Lucretia passed away in Philadelphia, Pennsylvania, on November 11, 1880.

Clementina Butler (2).jpg

BUTLER, Miss Clementina

January 7, 1862


Bareilly, India

p. 142-143

Evangelist Clementina Butler was born in Bareilly, India on January 7, 1862.  The daughter of Methodist Episcopal minister and evangelist Rev. William Butler and evangelist Clementina Rowe Butler, Clementina moved quite often during her childhood.  After leaving India, the Butlers moved to Mexico City, Mexico.  They returned to Newton Center, Massachusetts, in 1866.

Not surprisingly, Clementina became an evangelist, too.  In addition to founding the Committee on Christian Literature for Women and Children in Mission Fields, she was a member of the American Ramabi Association and the Woman's Foreign Missionary Society.

After her father's death, Clementina wrote William Butler The Founder of Two Missions of the Methodist Episcopal Church.  By His Daughter,  which was published in 1902.

Clementina moved to Providence, Rhode Island, in January of 1916 and soon embarked on missionary trips to Cuba, Panama, and Mexico for conferences and missionary work.

After Ramabi's death in 1922, Clementina, who was Chairman of the Executive Committee of the American Ramabi Association, wrote Pandita Ramabai Sarasvati; Pioneer in the Movement for the  Education of the Child-widow of India.

While living at 84 Sycamore Avenue in West Barrington, Rhode Island, in March of 1932, seventy-year-old Clementina took a trip to Bombay, India. 

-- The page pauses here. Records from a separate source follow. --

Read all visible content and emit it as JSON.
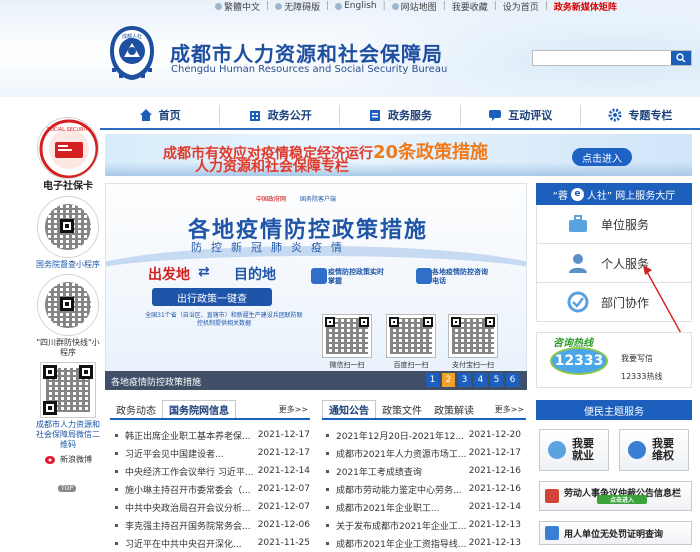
{
  "topbar": {
    "items": [
      "繁體中文",
      "无障碍版",
      "English",
      "网站地图",
      "我要收藏",
      "设为首页"
    ],
    "highlight": "政务新媒体矩阵"
  },
  "header": {
    "title_cn": "成都市人力资源和社会保障局",
    "title_en": "Chengdu Human Resources and Social Security Bureau",
    "logo_text": "成都人社"
  },
  "search": {
    "placeholder": ""
  },
  "nav": [
    "首页",
    "政务公开",
    "政务服务",
    "互动评议",
    "专题专栏"
  ],
  "left": {
    "ecard_label": "电子社保卡",
    "qr1_label": "国务院督查小程序",
    "qr2_label": "\"四川群防快线\"小程序",
    "qr3_label": "成都市人力资源和社会保障局微信二维码",
    "weibo_label": "新浪微博",
    "top_label": "TOP"
  },
  "banner": {
    "line1_pre": "成都市有效应对疫情稳定经济运行",
    "line1_num": "20条政策措施",
    "line2": "人力资源和社会保障专栏",
    "button": "点击进入"
  },
  "slider": {
    "logo1": "中国政府网",
    "logo2": "国务院客户端",
    "headline": "各地疫情防控政策措施",
    "subline": "防控新冠肺炎疫情",
    "from": "出发地",
    "to": "目的地",
    "oneclick": "出行政策一键查",
    "note": "全国31个省（自治区、直辖市）和新疆生产建设兵团联防联控机制提供相关数据",
    "svc1": "疫情防控政策实时掌握",
    "svc2": "各地疫情防控咨询电话",
    "qr_labels": [
      "微信扫一扫",
      "百度扫一扫",
      "支付宝扫一扫"
    ],
    "caption": "各地疫情防控政策措施",
    "pages": [
      "1",
      "2",
      "3",
      "4",
      "5",
      "6"
    ],
    "active_page": "2"
  },
  "right": {
    "head_pre": "“蓉",
    "head_e": "e",
    "head_post": "人社” 网上服务大厅",
    "services": [
      "单位服务",
      "个人服务",
      "部门协作"
    ],
    "hotline_title": "咨询热线",
    "hotline_number": "12333",
    "hotline_sub": "人力资源和社会保障",
    "hotline_a": "我要写信",
    "hotline_b": "12333热线",
    "theme_head": "便民主题服务",
    "btn_jobs": [
      "我要",
      "就业"
    ],
    "btn_rights": [
      "我要",
      "维权"
    ],
    "bar1": "劳动人事争议仲裁公告信息栏",
    "bar1_btn": "点击进入",
    "bar2": "用人单位无处罚证明查询"
  },
  "news1": {
    "tabs": [
      "政务动态",
      "国务院网信息"
    ],
    "active": "国务院网信息",
    "more": "更多>>",
    "items": [
      {
        "t": "韩正出席企业职工基本养老保...",
        "d": "2021-12-17"
      },
      {
        "t": "习近平会见中国建设者...",
        "d": "2021-12-17"
      },
      {
        "t": "中央经济工作会议举行 习近平...",
        "d": "2021-12-14"
      },
      {
        "t": "施小琳主持召开市委常委会（...",
        "d": "2021-12-07"
      },
      {
        "t": "中共中央政治局召开会议分析...",
        "d": "2021-12-07"
      },
      {
        "t": "李克强主持召开国务院常务会...",
        "d": "2021-12-06"
      },
      {
        "t": "习近平在中共中央召开深化...",
        "d": "2021-11-25"
      }
    ]
  },
  "news2": {
    "tabs": [
      "通知公告",
      "政策文件",
      "政策解读"
    ],
    "active": "通知公告",
    "more": "更多>>",
    "items": [
      {
        "t": "2021年12月20日-2021年12...",
        "d": "2021-12-20"
      },
      {
        "t": "成都市2021年人力资源市场工...",
        "d": "2021-12-17"
      },
      {
        "t": "2021年工考成绩查询",
        "d": "2021-12-16"
      },
      {
        "t": "成都市劳动能力鉴定中心劳务...",
        "d": "2021-12-16"
      },
      {
        "t": "成都市2021年企业职工...",
        "d": "2021-12-14"
      },
      {
        "t": "关于发布成都市2021年企业工...",
        "d": "2021-12-13"
      },
      {
        "t": "成都市2021年企业工资指导线...",
        "d": "2021-12-13"
      }
    ]
  },
  "colors": {
    "primary": "#1c5fbd",
    "accent_red": "#d60000",
    "banner_orange": "#f07b1a"
  }
}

In 1934, she traveled to Maryland to give talks about her work.  On April 13, The Midland Journal of Rising Sun, Maryland, discussed her recent talk at the Methodist Episcopal church.  Speaking about Clementina, it noted:  "Miss Butler is a forceful speaker and her extensive travel and knowledge of affairs enable her to give facts in an interesting manner.  Her recent work has been in Mexico."

Clementina's mother was one of the founders of the Woman's Foreign Missionary Society of the Methodist Episcopal Church at Boston's Tremont Street Methodist Episcopal Church in 1869. During the 1940s, Clementina paid for new windows at the church to honor the founders and the first two missionaries.

She passed away on December 5, 1949, and was buried near her parents in Newton Cemetery in Newton, Massachusetts.